--- Your assignment ---
The exercise asks you to copy every line below in which "date" appears.

--- Excerpts from a dataset ---
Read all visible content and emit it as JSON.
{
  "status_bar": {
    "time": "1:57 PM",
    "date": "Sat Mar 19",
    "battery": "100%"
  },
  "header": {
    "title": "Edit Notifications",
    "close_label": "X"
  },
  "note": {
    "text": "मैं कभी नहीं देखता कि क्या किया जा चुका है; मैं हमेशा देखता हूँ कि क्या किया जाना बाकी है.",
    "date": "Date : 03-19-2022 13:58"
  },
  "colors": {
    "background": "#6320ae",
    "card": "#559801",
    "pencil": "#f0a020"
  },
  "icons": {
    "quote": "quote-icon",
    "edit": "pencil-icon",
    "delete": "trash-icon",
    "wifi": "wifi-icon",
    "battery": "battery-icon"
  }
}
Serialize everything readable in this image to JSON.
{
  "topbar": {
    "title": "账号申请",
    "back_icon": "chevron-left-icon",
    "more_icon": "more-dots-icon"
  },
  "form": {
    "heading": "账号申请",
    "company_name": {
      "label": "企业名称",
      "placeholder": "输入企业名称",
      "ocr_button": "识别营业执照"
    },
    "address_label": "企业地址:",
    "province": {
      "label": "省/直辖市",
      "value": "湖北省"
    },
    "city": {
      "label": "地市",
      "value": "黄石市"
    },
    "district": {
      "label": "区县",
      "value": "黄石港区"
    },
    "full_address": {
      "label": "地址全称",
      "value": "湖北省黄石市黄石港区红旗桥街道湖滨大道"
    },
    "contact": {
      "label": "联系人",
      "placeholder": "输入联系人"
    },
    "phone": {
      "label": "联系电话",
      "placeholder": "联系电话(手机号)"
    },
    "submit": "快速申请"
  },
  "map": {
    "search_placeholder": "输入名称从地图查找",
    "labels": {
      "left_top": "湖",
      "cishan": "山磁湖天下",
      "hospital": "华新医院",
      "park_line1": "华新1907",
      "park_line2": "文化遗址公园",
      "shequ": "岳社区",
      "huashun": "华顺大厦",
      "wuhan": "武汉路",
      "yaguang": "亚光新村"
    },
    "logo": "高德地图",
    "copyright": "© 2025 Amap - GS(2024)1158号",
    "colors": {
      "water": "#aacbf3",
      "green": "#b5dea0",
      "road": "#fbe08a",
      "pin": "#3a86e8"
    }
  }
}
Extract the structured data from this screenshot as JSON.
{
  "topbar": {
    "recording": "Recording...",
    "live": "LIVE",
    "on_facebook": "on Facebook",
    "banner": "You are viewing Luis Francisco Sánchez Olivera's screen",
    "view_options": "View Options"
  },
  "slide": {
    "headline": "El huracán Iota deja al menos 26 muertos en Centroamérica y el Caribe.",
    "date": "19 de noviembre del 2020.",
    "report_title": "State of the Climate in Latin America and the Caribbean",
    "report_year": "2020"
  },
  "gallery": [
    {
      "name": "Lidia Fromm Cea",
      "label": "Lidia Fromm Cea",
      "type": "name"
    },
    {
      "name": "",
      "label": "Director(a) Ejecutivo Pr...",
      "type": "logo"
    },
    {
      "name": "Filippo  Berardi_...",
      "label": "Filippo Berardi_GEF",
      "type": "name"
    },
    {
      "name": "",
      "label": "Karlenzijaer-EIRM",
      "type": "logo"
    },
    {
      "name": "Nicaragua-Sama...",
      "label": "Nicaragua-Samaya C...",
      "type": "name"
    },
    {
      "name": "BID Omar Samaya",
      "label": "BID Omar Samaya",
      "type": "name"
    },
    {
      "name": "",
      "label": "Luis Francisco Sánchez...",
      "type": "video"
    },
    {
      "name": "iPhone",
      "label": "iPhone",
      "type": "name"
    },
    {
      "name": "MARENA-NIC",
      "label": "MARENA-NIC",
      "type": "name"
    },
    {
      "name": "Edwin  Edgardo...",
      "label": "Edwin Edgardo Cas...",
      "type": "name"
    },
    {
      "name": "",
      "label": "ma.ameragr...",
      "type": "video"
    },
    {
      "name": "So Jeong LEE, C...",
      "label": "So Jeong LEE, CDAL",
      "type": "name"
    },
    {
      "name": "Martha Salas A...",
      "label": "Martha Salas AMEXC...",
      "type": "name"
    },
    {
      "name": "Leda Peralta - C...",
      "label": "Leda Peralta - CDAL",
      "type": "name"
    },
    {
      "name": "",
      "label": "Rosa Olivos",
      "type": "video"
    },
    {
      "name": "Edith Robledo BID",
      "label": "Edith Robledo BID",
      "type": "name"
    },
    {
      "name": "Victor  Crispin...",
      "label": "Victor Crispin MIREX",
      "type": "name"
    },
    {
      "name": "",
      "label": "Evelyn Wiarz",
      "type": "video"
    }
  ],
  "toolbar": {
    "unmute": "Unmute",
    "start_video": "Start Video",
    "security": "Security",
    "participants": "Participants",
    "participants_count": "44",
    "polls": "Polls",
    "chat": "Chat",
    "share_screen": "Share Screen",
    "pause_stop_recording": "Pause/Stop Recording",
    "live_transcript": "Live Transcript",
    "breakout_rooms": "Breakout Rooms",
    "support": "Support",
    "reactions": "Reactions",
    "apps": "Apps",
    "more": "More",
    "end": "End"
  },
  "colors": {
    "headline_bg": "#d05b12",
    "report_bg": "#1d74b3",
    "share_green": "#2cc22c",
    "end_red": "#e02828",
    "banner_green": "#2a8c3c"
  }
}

--- Task result ---
    "date": "Sat Mar 19",
    "date": "Date : 03-19-2022 13:58"
    "date": "19 de noviembre del 2020.",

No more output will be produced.